mktemp -- make temporary file name (unique)

mktemp [-d] [-q] [-t prefix] [-u] templateXXXXX …
mktemp [-d] [-q] [-u] -t prefix

Creates unique files by taking each of the templates overwriting trailing Xs with the current process number and/or a unique letter combination. Files are created with mode 0600 (unless -u is given) and the filename is output to standard output.

The number of unique file names mktemp can return depends on the number of Xs provided; six Xs will result in mktemp selecting 1 of 56,800,235,584 (62 ** 6) possible file names.
templates without Xs are not changed

Care should be taken to ensure that it is appropriate to use an environment variable potentially supplied by the user.

Multimple temporary files may be created in a single invocation with differing suffixes, including one based on the internal template resulting from -t .

Traditionally, scripts take the name of the program with the pid as a suffix and use that as a temporary file name.
This kind of naming scheme is predictable and the race condition it creates is easy for an attacker to win.
A safer, though still inferior, approach is to make a temporary directory using the same naming scheme. While this does allow one to guarantee that a temporary file will not be subverted, it still allows a simple denial of service attack. For these reasons it is suggested that mktemp be used instead.

-d Make a directory instead of a file.
-q Quietly fail if an error occurs. This is useful if a script does not want error output to go to standard error.
-t prefix Generate a template (using the supplied prefix and TMPDIR if set) to create a filename template.
Default location if TMPDIR is not set is /tmp.

Example on Mac OS X

> echo $TMPDIR
> mktemp -t zz.X

on Linux:

>  echo $TMPDIR

> set |g TMP
> mktemp -t zz.X

-u Operate in unsafe mode. The temp file will be unlinked before mktemp exits.
This is slightly better than mktemp(3) but still introduces a race condition. Use of this option is not encouraged.

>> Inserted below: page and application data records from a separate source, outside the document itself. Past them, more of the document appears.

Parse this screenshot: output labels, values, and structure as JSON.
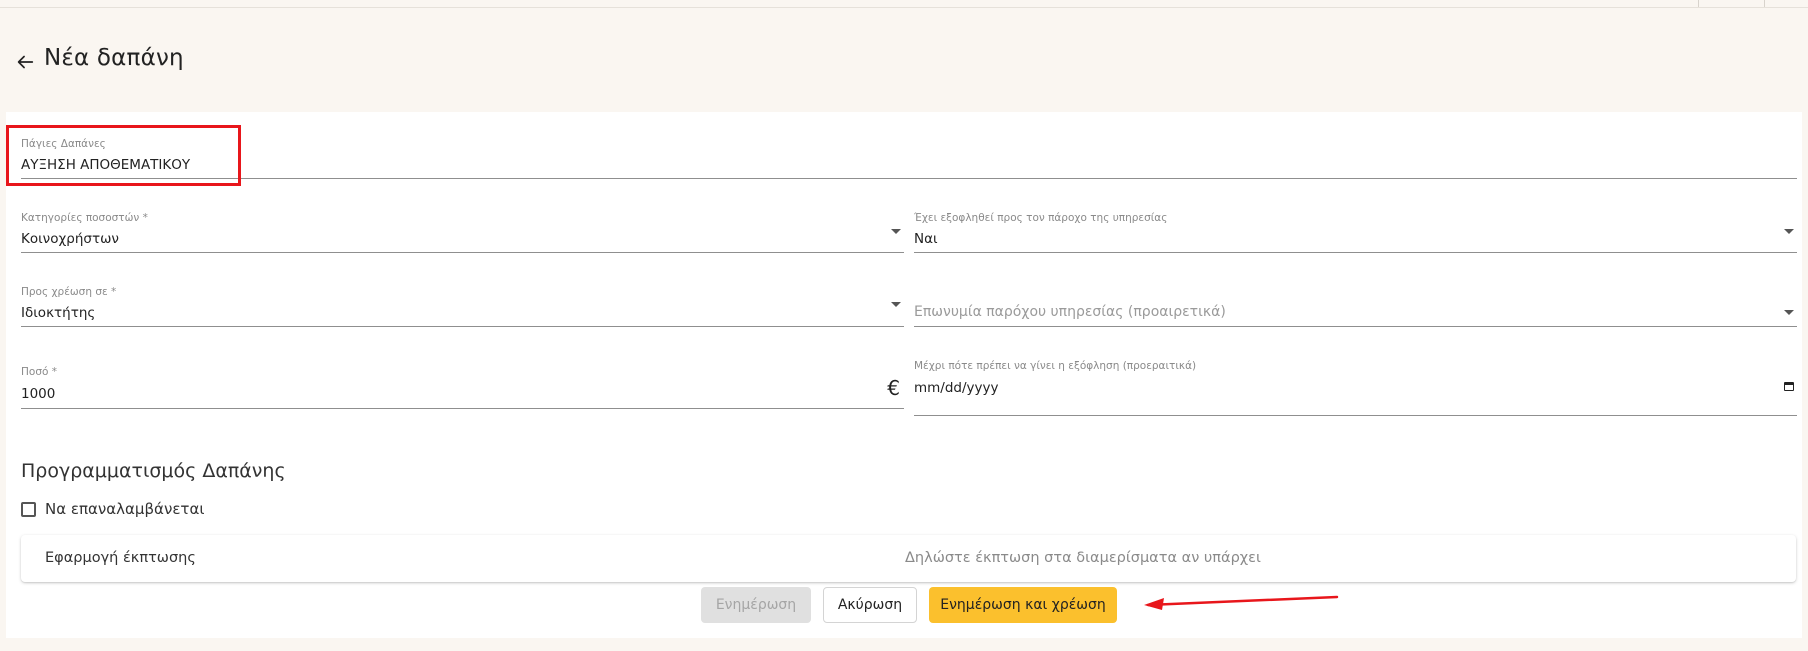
{
  "page": {
    "title": "Νέα δαπάνη"
  },
  "form": {
    "fixed_expenses": {
      "label": "Πάγιες Δαπάνες",
      "value": "ΑΥΞΗΣΗ ΑΠΟΘΕΜΑΤΙΚΟΥ"
    },
    "percentage_category": {
      "label": "Κατηγορίες ποσοστών *",
      "value": "Κοινοχρήστων"
    },
    "paid_to_provider": {
      "label": "Έχει εξοφληθεί προς τον πάροχο της υπηρεσίας",
      "value": "Ναι"
    },
    "charge_to": {
      "label": "Προς χρέωση σε *",
      "value": "Ιδιοκτήτης"
    },
    "provider_name": {
      "placeholder": "Επωνυμία παρόχου υπηρεσίας (προαιρετικά)"
    },
    "amount": {
      "label": "Ποσό *",
      "value": "1000",
      "currency": "€"
    },
    "due_date": {
      "label": "Μέχρι πότε πρέπει να γίνει η εξόφληση (προεραιτικά)",
      "value": "mm/dd/yyyy"
    }
  },
  "scheduling": {
    "title": "Προγραμματισμός Δαπάνης",
    "repeat_label": "Να επαναλαμβάνεται",
    "repeat_checked": false
  },
  "discount": {
    "label": "Εφαρμογή έκπτωσης",
    "hint": "Δηλώστε έκπτωση στα διαμερίσματα αν υπάρχει"
  },
  "actions": {
    "update_label": "Ενημέρωση",
    "cancel_label": "Ακύρωση",
    "update_charge_label": "Ενημέρωση και χρέωση"
  },
  "colors": {
    "accent": "#fbc02d",
    "annotation": "#e8161b",
    "background": "#faf6f1"
  }
}
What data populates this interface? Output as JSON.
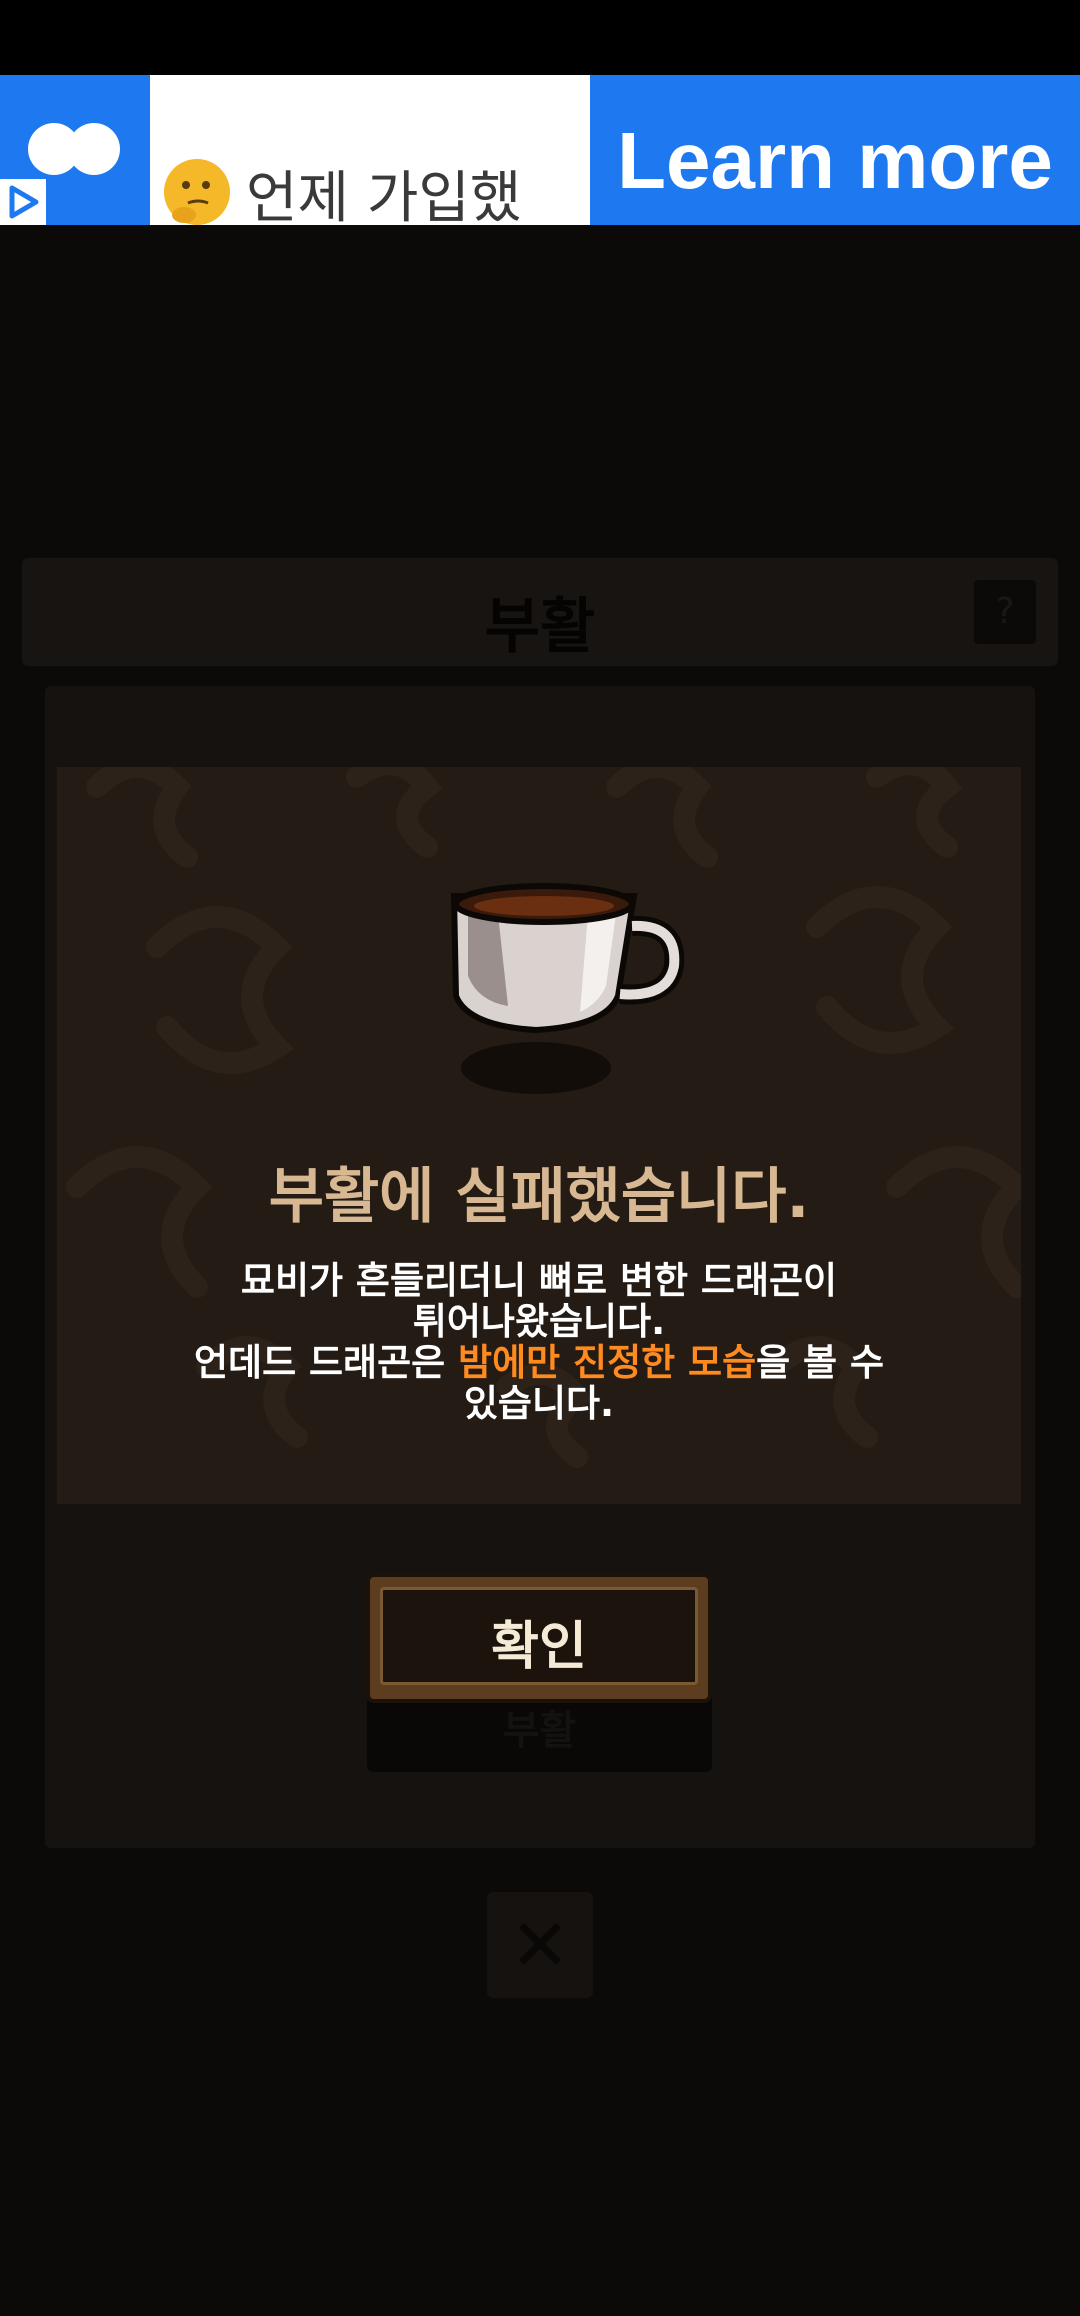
{
  "ad": {
    "headline": "언제 가입했",
    "cta": "Learn more"
  },
  "popup": {
    "title": "부활",
    "help": "?",
    "close": "✕"
  },
  "dialog": {
    "title": "부활에 실패했습니다.",
    "line1": "묘비가 흔들리더니 뼈로 변한 드래곤이",
    "line2": "튀어나왔습니다.",
    "line3_pre": "언데드 드래곤은 ",
    "line3_highlight": "밤에만 진정한 모습",
    "line3_post": "을 볼 수",
    "line4": "있습니다.",
    "confirm": "확인",
    "hidden_button": "부활"
  },
  "colors": {
    "ad_blue": "#1e78f0",
    "highlight": "#ff8a1f",
    "title": "#d8b893"
  },
  "icons": [
    "ad-logo-icon",
    "ad-play-icon",
    "thinking-emoji-icon",
    "help-icon",
    "coffee-cup-icon",
    "close-icon"
  ]
}
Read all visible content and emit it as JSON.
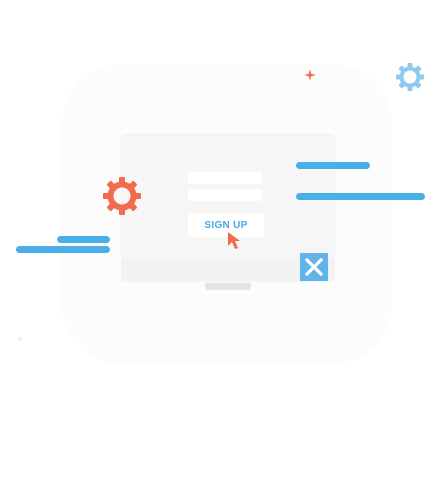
{
  "signup": {
    "label": "SIGN UP"
  },
  "colors": {
    "accent_blue": "#4aaee8",
    "accent_orange": "#f26b4f",
    "light_blue": "#8ec9f0"
  },
  "icons": {
    "gear_large": "gear-icon",
    "gear_small": "gear-icon",
    "sparkle": "sparkle-icon",
    "cursor": "cursor-arrow-icon",
    "close": "close-icon"
  }
}
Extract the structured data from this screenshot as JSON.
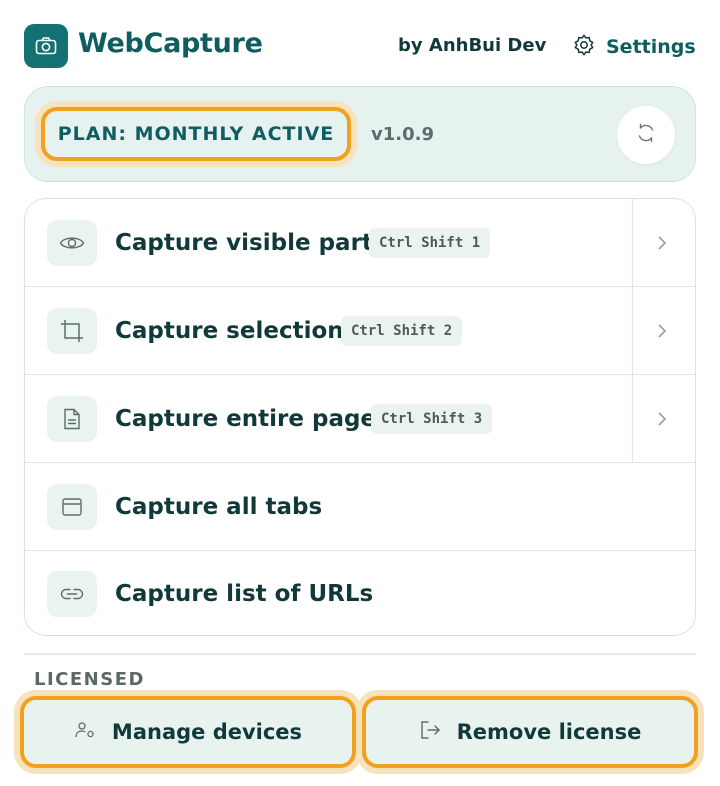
{
  "header": {
    "app_title": "WebCapture",
    "author": "by AnhBui Dev",
    "settings_label": "Settings"
  },
  "plan": {
    "badge": "PLAN: MONTHLY ACTIVE",
    "version": "v1.0.9"
  },
  "actions": [
    {
      "label": "Capture visible part",
      "shortcut": "Ctrl Shift 1",
      "icon": "eye-icon"
    },
    {
      "label": "Capture selection",
      "shortcut": "Ctrl Shift 2",
      "icon": "crop-icon"
    },
    {
      "label": "Capture entire page",
      "shortcut": "Ctrl Shift 3",
      "icon": "document-icon"
    },
    {
      "label": "Capture all tabs",
      "icon": "window-icon"
    },
    {
      "label": "Capture list of URLs",
      "icon": "link-icon"
    }
  ],
  "license": {
    "section_label": "LICENSED",
    "manage_label": "Manage devices",
    "remove_label": "Remove license"
  },
  "colors": {
    "accent": "#0f5d60",
    "highlight": "#f0a11f",
    "card_bg": "#e6f2ef"
  }
}
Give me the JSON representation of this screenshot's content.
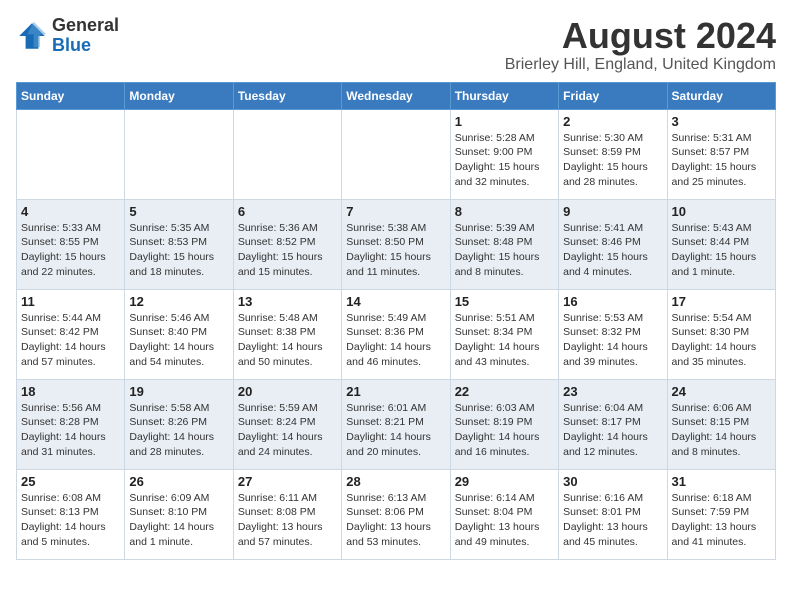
{
  "header": {
    "logo_general": "General",
    "logo_blue": "Blue",
    "main_title": "August 2024",
    "subtitle": "Brierley Hill, England, United Kingdom"
  },
  "calendar": {
    "days_of_week": [
      "Sunday",
      "Monday",
      "Tuesday",
      "Wednesday",
      "Thursday",
      "Friday",
      "Saturday"
    ],
    "weeks": [
      {
        "row_class": "week-row-light",
        "days": [
          {
            "number": "",
            "info": ""
          },
          {
            "number": "",
            "info": ""
          },
          {
            "number": "",
            "info": ""
          },
          {
            "number": "",
            "info": ""
          },
          {
            "number": "1",
            "info": "Sunrise: 5:28 AM\nSunset: 9:00 PM\nDaylight: 15 hours\nand 32 minutes."
          },
          {
            "number": "2",
            "info": "Sunrise: 5:30 AM\nSunset: 8:59 PM\nDaylight: 15 hours\nand 28 minutes."
          },
          {
            "number": "3",
            "info": "Sunrise: 5:31 AM\nSunset: 8:57 PM\nDaylight: 15 hours\nand 25 minutes."
          }
        ]
      },
      {
        "row_class": "week-row-dark",
        "days": [
          {
            "number": "4",
            "info": "Sunrise: 5:33 AM\nSunset: 8:55 PM\nDaylight: 15 hours\nand 22 minutes."
          },
          {
            "number": "5",
            "info": "Sunrise: 5:35 AM\nSunset: 8:53 PM\nDaylight: 15 hours\nand 18 minutes."
          },
          {
            "number": "6",
            "info": "Sunrise: 5:36 AM\nSunset: 8:52 PM\nDaylight: 15 hours\nand 15 minutes."
          },
          {
            "number": "7",
            "info": "Sunrise: 5:38 AM\nSunset: 8:50 PM\nDaylight: 15 hours\nand 11 minutes."
          },
          {
            "number": "8",
            "info": "Sunrise: 5:39 AM\nSunset: 8:48 PM\nDaylight: 15 hours\nand 8 minutes."
          },
          {
            "number": "9",
            "info": "Sunrise: 5:41 AM\nSunset: 8:46 PM\nDaylight: 15 hours\nand 4 minutes."
          },
          {
            "number": "10",
            "info": "Sunrise: 5:43 AM\nSunset: 8:44 PM\nDaylight: 15 hours\nand 1 minute."
          }
        ]
      },
      {
        "row_class": "week-row-light",
        "days": [
          {
            "number": "11",
            "info": "Sunrise: 5:44 AM\nSunset: 8:42 PM\nDaylight: 14 hours\nand 57 minutes."
          },
          {
            "number": "12",
            "info": "Sunrise: 5:46 AM\nSunset: 8:40 PM\nDaylight: 14 hours\nand 54 minutes."
          },
          {
            "number": "13",
            "info": "Sunrise: 5:48 AM\nSunset: 8:38 PM\nDaylight: 14 hours\nand 50 minutes."
          },
          {
            "number": "14",
            "info": "Sunrise: 5:49 AM\nSunset: 8:36 PM\nDaylight: 14 hours\nand 46 minutes."
          },
          {
            "number": "15",
            "info": "Sunrise: 5:51 AM\nSunset: 8:34 PM\nDaylight: 14 hours\nand 43 minutes."
          },
          {
            "number": "16",
            "info": "Sunrise: 5:53 AM\nSunset: 8:32 PM\nDaylight: 14 hours\nand 39 minutes."
          },
          {
            "number": "17",
            "info": "Sunrise: 5:54 AM\nSunset: 8:30 PM\nDaylight: 14 hours\nand 35 minutes."
          }
        ]
      },
      {
        "row_class": "week-row-dark",
        "days": [
          {
            "number": "18",
            "info": "Sunrise: 5:56 AM\nSunset: 8:28 PM\nDaylight: 14 hours\nand 31 minutes."
          },
          {
            "number": "19",
            "info": "Sunrise: 5:58 AM\nSunset: 8:26 PM\nDaylight: 14 hours\nand 28 minutes."
          },
          {
            "number": "20",
            "info": "Sunrise: 5:59 AM\nSunset: 8:24 PM\nDaylight: 14 hours\nand 24 minutes."
          },
          {
            "number": "21",
            "info": "Sunrise: 6:01 AM\nSunset: 8:21 PM\nDaylight: 14 hours\nand 20 minutes."
          },
          {
            "number": "22",
            "info": "Sunrise: 6:03 AM\nSunset: 8:19 PM\nDaylight: 14 hours\nand 16 minutes."
          },
          {
            "number": "23",
            "info": "Sunrise: 6:04 AM\nSunset: 8:17 PM\nDaylight: 14 hours\nand 12 minutes."
          },
          {
            "number": "24",
            "info": "Sunrise: 6:06 AM\nSunset: 8:15 PM\nDaylight: 14 hours\nand 8 minutes."
          }
        ]
      },
      {
        "row_class": "week-row-light",
        "days": [
          {
            "number": "25",
            "info": "Sunrise: 6:08 AM\nSunset: 8:13 PM\nDaylight: 14 hours\nand 5 minutes."
          },
          {
            "number": "26",
            "info": "Sunrise: 6:09 AM\nSunset: 8:10 PM\nDaylight: 14 hours\nand 1 minute."
          },
          {
            "number": "27",
            "info": "Sunrise: 6:11 AM\nSunset: 8:08 PM\nDaylight: 13 hours\nand 57 minutes."
          },
          {
            "number": "28",
            "info": "Sunrise: 6:13 AM\nSunset: 8:06 PM\nDaylight: 13 hours\nand 53 minutes."
          },
          {
            "number": "29",
            "info": "Sunrise: 6:14 AM\nSunset: 8:04 PM\nDaylight: 13 hours\nand 49 minutes."
          },
          {
            "number": "30",
            "info": "Sunrise: 6:16 AM\nSunset: 8:01 PM\nDaylight: 13 hours\nand 45 minutes."
          },
          {
            "number": "31",
            "info": "Sunrise: 6:18 AM\nSunset: 7:59 PM\nDaylight: 13 hours\nand 41 minutes."
          }
        ]
      }
    ]
  }
}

Use of mktemp where the script should quit if it cannot get a safe temporary file.
          tempfoo=`basename $0`
           TMPFILE=`mktemp /tmp/${tempfoo}.XXXXXX` || exit 1
           echo "program output" >> $TMPFILE
To allow the use of $TMPDIR:
          tempfoo=`basename $0`
           TMPFILE=`mktemp -t ${tempfoo}` || exit 1
           echo "program output" >> $TMPFILE
The script to catch the error .
 tempfoo=`basename $0`
           TMPFILE=`mktemp -q /tmp/${tempfoo}.XXXXXX`
           if [ $? -ne 0 ]; then
                   echo "$0: Can't create temp file, exiting..."
                   exit 1


mkdtemp, mkstemp, mktemp(3), environ